-- TASK DATA follows --

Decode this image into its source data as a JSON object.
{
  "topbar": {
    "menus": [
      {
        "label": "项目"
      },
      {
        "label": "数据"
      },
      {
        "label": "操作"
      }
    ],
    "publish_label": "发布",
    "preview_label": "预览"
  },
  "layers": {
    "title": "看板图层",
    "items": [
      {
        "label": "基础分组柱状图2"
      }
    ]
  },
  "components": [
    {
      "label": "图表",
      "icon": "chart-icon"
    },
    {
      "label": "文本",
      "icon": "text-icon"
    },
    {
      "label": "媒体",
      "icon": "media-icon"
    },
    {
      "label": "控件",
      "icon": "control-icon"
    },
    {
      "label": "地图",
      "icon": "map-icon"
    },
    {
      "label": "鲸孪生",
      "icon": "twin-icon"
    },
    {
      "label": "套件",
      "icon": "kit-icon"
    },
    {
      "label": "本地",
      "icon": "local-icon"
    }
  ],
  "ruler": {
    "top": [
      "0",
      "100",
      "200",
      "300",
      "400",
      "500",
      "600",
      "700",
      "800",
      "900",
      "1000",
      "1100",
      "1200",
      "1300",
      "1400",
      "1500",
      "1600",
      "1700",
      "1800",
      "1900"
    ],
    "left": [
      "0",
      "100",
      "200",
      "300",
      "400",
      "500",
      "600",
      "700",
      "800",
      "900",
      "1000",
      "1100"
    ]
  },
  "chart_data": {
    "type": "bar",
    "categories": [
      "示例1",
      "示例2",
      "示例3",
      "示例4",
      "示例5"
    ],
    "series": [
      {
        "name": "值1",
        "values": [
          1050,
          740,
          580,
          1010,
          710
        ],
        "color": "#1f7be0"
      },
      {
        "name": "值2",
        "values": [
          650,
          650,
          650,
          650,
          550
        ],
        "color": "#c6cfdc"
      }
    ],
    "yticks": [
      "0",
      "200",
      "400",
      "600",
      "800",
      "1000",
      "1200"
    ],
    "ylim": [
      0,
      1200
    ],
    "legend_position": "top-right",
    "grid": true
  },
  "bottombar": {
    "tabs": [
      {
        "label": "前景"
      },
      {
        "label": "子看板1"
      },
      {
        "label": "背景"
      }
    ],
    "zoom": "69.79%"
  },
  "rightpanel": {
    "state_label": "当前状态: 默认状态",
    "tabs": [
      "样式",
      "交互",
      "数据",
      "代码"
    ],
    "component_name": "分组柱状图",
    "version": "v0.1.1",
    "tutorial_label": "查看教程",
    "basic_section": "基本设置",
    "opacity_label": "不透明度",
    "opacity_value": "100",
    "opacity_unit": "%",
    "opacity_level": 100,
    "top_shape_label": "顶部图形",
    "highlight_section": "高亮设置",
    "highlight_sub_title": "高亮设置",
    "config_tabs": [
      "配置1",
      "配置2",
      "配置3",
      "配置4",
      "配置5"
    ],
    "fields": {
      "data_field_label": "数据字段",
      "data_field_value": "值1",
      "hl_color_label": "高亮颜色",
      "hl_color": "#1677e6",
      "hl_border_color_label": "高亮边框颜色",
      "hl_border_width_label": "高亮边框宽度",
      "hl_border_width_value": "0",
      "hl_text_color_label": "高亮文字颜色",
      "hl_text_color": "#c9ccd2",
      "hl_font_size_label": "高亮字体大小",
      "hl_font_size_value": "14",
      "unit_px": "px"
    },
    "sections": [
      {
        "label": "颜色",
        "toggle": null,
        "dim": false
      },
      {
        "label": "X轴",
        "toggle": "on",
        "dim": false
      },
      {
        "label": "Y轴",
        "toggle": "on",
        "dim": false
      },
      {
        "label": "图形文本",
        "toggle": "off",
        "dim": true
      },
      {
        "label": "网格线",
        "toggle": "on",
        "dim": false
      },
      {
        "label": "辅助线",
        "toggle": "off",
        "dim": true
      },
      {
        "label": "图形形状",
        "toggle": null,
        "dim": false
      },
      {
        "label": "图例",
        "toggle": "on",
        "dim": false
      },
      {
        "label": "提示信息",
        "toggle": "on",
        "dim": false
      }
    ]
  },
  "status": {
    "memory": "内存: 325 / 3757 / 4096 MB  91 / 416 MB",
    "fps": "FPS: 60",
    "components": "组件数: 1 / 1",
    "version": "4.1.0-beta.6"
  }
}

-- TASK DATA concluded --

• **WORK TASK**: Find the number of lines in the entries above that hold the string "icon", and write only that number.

• **REPLY**: 8